----- INFORMATION SUPPLIED

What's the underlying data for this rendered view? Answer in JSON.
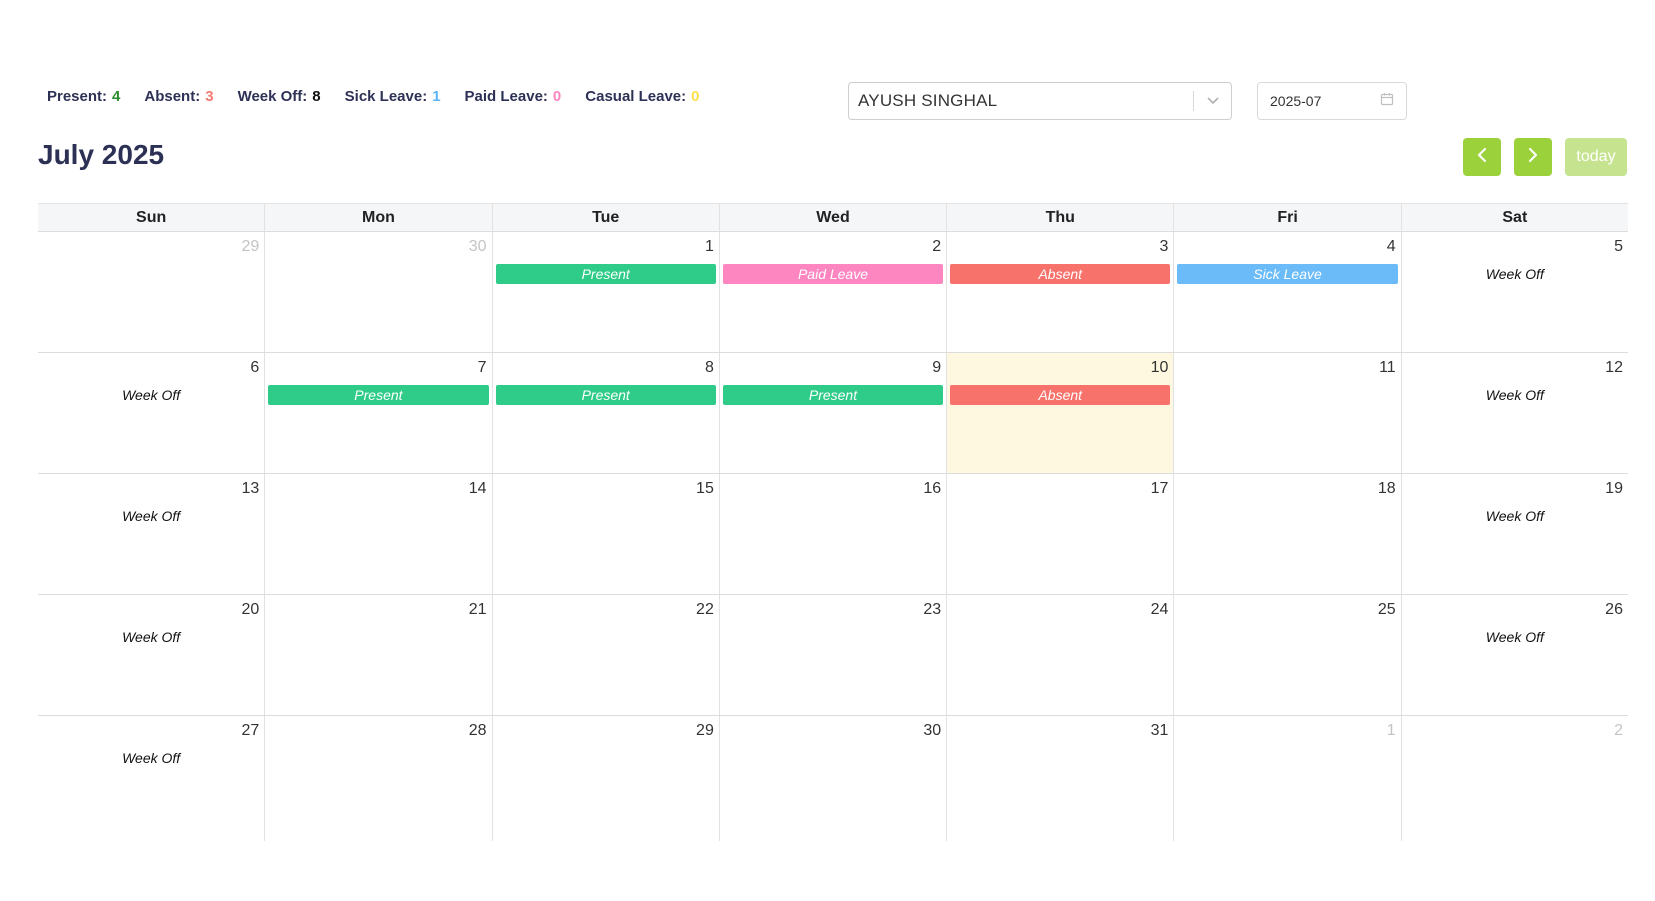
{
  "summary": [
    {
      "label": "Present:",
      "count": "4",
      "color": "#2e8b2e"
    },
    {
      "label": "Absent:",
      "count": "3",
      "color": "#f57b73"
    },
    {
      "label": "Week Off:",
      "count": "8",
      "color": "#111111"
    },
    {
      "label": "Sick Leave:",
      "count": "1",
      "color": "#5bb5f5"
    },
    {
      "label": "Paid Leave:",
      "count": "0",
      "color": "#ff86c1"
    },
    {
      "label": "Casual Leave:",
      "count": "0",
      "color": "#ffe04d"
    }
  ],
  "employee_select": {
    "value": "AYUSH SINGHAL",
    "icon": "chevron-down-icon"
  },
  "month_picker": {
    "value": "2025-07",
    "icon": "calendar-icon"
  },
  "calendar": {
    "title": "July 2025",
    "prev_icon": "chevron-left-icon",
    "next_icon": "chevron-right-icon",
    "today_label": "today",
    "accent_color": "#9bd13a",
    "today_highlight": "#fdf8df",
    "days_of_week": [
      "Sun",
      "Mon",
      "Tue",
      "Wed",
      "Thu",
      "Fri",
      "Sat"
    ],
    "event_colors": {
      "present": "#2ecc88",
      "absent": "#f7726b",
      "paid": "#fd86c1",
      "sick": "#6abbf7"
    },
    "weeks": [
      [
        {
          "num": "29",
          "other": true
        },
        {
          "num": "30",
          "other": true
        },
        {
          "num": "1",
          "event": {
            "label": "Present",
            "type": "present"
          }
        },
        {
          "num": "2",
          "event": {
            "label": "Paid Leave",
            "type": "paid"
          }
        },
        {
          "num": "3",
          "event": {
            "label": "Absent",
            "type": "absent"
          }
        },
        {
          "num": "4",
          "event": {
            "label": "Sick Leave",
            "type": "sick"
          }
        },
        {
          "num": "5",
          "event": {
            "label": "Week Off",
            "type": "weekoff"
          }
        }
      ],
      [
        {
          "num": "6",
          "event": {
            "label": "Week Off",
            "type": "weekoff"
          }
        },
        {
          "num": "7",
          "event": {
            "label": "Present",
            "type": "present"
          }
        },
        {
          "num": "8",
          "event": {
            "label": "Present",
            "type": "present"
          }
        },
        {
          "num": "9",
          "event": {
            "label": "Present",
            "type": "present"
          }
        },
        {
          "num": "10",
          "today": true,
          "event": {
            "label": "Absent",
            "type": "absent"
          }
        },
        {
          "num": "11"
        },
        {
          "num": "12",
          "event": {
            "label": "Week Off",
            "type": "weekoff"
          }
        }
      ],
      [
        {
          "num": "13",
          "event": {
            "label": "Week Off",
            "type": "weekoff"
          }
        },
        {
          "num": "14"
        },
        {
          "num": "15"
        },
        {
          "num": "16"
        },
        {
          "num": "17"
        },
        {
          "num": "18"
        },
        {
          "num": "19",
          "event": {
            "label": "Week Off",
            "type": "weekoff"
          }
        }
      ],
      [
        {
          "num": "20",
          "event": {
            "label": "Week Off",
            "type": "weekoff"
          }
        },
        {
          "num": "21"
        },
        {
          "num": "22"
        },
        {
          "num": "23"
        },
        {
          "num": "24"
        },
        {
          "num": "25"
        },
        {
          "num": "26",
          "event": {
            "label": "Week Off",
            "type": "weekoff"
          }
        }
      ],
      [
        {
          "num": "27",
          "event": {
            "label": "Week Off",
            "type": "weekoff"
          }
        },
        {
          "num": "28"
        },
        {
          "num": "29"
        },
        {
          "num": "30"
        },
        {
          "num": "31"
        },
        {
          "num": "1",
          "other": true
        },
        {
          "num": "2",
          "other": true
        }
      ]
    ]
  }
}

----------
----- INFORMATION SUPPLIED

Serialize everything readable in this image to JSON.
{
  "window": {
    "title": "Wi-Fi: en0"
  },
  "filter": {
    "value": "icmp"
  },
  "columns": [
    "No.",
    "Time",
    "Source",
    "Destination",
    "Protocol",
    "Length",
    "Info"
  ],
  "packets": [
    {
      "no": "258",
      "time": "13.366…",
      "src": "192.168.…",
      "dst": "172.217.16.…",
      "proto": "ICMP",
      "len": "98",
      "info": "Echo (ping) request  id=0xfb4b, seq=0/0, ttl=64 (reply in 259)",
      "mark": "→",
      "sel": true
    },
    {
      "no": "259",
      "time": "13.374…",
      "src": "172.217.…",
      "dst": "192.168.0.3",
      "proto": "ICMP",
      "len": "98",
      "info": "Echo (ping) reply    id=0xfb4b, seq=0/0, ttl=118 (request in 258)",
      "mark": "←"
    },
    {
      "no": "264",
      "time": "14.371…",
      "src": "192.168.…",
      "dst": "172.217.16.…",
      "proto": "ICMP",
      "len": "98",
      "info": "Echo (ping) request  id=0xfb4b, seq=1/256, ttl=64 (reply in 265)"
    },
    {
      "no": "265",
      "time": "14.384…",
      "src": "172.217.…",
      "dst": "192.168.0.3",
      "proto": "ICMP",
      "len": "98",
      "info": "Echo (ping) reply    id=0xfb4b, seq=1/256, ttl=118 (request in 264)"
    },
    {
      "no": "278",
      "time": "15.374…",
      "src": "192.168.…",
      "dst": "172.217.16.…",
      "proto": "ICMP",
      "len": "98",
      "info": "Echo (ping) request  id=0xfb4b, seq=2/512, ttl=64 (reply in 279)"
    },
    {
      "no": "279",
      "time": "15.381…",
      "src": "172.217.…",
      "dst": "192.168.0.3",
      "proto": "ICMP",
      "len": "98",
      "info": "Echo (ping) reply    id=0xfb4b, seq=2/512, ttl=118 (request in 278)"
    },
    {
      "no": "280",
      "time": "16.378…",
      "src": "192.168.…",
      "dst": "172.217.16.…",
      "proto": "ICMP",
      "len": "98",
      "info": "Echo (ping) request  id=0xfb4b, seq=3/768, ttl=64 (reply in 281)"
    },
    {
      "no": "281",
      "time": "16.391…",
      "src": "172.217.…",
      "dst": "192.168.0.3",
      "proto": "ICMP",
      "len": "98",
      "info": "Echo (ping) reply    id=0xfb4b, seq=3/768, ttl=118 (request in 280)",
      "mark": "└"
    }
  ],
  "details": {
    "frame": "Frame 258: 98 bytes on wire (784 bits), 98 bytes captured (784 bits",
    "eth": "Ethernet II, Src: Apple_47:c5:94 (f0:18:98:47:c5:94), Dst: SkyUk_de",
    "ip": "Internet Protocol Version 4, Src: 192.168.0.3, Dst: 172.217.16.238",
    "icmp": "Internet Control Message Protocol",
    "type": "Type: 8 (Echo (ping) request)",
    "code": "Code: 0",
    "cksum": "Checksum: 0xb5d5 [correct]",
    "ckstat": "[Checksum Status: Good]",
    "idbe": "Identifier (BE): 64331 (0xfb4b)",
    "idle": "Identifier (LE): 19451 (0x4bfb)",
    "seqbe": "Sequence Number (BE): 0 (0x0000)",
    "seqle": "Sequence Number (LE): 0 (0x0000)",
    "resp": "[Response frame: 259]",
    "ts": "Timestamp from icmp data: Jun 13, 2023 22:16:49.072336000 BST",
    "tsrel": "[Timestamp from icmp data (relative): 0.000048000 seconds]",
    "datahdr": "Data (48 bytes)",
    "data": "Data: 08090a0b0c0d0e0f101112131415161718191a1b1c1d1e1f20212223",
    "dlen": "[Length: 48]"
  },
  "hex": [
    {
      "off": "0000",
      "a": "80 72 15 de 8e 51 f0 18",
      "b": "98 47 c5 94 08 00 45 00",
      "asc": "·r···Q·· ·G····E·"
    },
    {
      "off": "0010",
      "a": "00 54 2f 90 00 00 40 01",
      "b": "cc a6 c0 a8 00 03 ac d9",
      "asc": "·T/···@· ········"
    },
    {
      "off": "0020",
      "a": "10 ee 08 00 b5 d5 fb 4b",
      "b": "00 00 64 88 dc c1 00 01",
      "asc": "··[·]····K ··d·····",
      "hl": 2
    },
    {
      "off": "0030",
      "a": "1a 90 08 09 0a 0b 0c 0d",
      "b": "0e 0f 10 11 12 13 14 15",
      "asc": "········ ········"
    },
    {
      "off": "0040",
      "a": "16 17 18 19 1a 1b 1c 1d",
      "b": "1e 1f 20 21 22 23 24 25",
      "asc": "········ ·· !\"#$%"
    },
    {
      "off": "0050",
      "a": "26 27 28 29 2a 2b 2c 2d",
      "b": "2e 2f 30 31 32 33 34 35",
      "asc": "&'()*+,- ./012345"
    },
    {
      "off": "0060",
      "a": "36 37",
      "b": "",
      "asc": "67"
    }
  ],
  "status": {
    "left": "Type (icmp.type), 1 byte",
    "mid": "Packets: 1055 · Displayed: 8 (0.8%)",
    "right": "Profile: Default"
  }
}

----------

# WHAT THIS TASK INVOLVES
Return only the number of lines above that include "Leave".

# EXERCISE OUTPUT
5